Respecting radiation exposure levels
AREVA’s mines in Niger have a strong safety culture. A proactive health and safety program improves working conditions for group employees and reduces the number of work accidents and occupational illnesses while anticipating regulatory changes.
Ensuring the safety of employees and local populations
Protecting personnel against risks related to ionizing radiation and preventing work accidents are constant preoccupations.
Employees are involved in the implementation of prevention and improvement initiatives. The management relies on the competency, professional conscience, and accountability of each employee to detect any shortfalls so that preventive action can be taken in the areas of safety, occupational health and environmental protection. When at work, each individual ensures through his actions that the systems of risk prevention are continually improved.
Several important measures have been taken to protect employees and the local population from radiation.
- The annual maximum exposure level in Niger mines has been set at 18 millisieverts (mSv) per employee, as opposed to the maximum of 20 mSv required by international regulations. European and Nigerien regulations have set an average maximum exposure of 1 mSv per year over 5 years for the local population.
- Each exposed employee has a personal dosimetric monitoring sheet.
- Radiological test results are supplied by the independent ALGADE laboratories, which monitor employee exposure to uranium and measure environmental radioactivity.
- Public information and awareness campaigns are organized regularly.
Actions taken by AREVA have steadily improved radiation protection performance. At the end of 2009, the 1,400 COMINAK and SOMAÏR employees and 700 contractors who were exposed to radiation had dosimetric readings of 16 mSv or less per year.

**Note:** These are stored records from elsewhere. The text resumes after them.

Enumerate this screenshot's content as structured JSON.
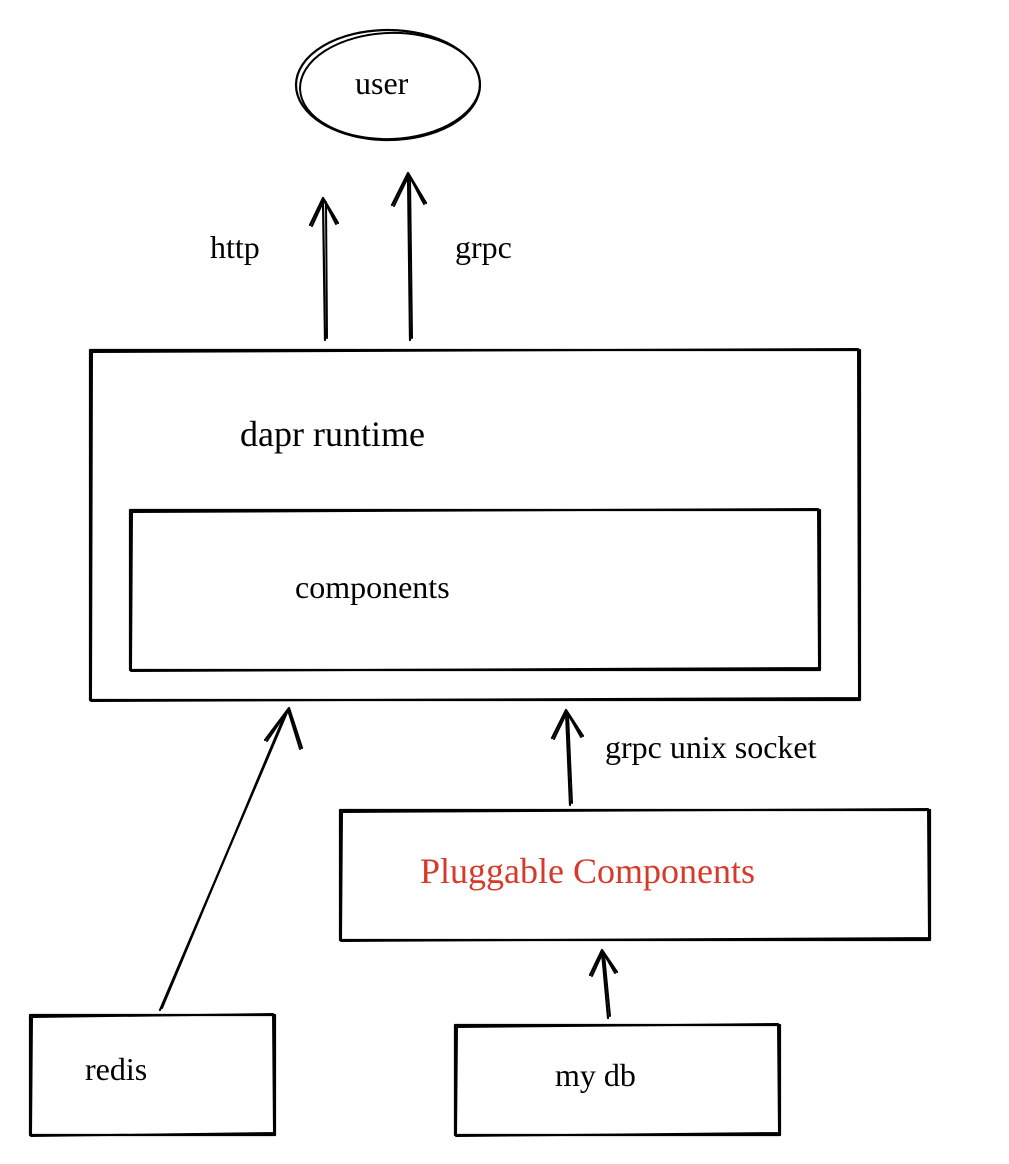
{
  "nodes": {
    "user": {
      "label": "user"
    },
    "dapr_runtime": {
      "label": "dapr runtime"
    },
    "components": {
      "label": "components"
    },
    "pluggable": {
      "label": "Pluggable Components",
      "color": "#d63a2a"
    },
    "redis": {
      "label": "redis"
    },
    "mydb": {
      "label": "my db"
    }
  },
  "edges": {
    "http": {
      "label": "http"
    },
    "grpc": {
      "label": "grpc"
    },
    "grpc_unix_socket": {
      "label": "grpc unix socket"
    }
  }
}
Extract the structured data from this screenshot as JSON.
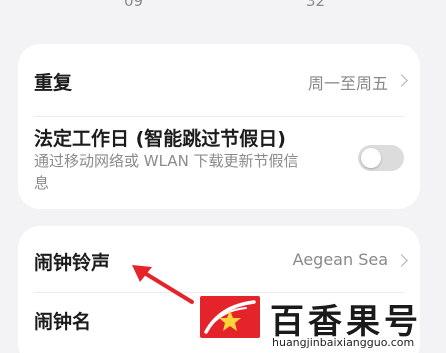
{
  "time_peek": {
    "left": "09",
    "right": "32"
  },
  "settings": {
    "repeat": {
      "label": "重复",
      "value": "周一至周五"
    },
    "holiday": {
      "label": "法定工作日 (智能跳过节假日)",
      "desc_line1": "通过移动网络或 WLAN 下载更新节假信",
      "desc_line2": "息",
      "enabled": false
    },
    "ringtone": {
      "label": "闹钟铃声",
      "value": "Aegean Sea"
    },
    "alarm_name": {
      "label": "闹钟名"
    }
  },
  "watermark": {
    "brand": "百香果号",
    "url": "huangjinbaixiangguo.com"
  },
  "colors": {
    "accent_red": "#e4242a",
    "toggle_off": "#dcdcdc",
    "page_bg": "#f3f3f5"
  }
}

Limits set for the general public are also respected around the mines and in the neighboring towns of Arlit and Akokan.
ALGADE is part of the CARSO group, authorized to provide expert analysis and adopt radiation protection measures. The company is approved by the French Nuclear Safety Authority to:
- monitor employees’ external and internal exposure to natural radionuclides in the uranium and thorium decay chains,
- carry out, in their own laboratories, environmental radioactivity testing.
Providing information about the health impact of mining sites
The Health Observatories are an innovative, multi-party scientific undertaking that bring together AREVA, governments and NGOs. They will allow authorities, former employees and local residents to be fully informed of the health impact of mining sites (past or present) operated by AREVA.
Launched in Gabon in October 2010, the observatories will be introduced in Niger as soon as the national authorities validate the agreement protocol.
The Niger Public Health Observatory will provide the following services:
- Post-professional care for former employees exposed to uranium, including a medical examination (a clinical examination, a chest X-ray for those who were exposed to ore, blood tests, etc.) every 2 years.
- Health monitoring for local populations who live within the impact zone of mining operations, including analysis of all available independent and scientific data (medical registers of detected illness, hospital reports, case studies, etc.).
- A study of miner mortality rates between 1968 and 2005 to ensure full disclosure of the impact of past and present mining activities.